▸ **Problem description**
Within these entries, how many lines contain the word "Woolen"? Answer with the number alone.

▸ **Exercise input**
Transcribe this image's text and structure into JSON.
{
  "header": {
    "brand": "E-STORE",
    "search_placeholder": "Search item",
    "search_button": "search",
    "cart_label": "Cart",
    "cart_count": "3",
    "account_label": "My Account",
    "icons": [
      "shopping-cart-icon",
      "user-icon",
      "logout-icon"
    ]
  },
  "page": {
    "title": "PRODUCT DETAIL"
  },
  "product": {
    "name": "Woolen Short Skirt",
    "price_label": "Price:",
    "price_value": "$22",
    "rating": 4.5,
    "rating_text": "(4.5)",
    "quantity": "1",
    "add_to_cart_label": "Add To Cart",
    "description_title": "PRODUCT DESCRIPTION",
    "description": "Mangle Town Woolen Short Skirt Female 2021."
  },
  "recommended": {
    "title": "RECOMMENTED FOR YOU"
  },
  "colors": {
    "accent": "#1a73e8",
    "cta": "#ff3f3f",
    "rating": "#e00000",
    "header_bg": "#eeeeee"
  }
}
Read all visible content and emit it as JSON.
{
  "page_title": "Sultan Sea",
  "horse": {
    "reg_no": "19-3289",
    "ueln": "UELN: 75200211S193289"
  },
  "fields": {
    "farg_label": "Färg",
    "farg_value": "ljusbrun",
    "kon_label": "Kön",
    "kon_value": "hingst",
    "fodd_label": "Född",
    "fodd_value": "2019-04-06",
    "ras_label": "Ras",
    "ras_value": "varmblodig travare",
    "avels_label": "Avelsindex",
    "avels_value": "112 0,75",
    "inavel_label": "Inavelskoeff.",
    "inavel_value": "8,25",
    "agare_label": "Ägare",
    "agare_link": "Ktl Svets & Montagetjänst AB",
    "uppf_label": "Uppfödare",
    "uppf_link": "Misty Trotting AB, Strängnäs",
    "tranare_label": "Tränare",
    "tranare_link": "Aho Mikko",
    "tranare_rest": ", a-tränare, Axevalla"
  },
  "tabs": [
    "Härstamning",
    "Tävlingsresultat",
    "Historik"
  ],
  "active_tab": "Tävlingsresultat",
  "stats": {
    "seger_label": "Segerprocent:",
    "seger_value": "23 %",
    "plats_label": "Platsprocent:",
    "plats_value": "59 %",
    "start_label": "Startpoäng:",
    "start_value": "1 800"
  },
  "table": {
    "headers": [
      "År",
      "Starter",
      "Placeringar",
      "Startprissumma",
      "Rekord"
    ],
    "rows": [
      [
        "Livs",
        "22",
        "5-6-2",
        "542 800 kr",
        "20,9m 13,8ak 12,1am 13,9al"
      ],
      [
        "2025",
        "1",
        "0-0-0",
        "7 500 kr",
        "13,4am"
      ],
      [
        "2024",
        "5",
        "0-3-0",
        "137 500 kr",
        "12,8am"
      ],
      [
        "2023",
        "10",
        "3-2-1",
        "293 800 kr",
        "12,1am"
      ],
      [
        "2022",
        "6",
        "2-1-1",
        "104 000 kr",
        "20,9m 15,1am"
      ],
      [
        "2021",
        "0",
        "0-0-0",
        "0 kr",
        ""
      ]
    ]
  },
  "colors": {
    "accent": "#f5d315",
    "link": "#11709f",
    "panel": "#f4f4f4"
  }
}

▸ **Answer to this problem**
2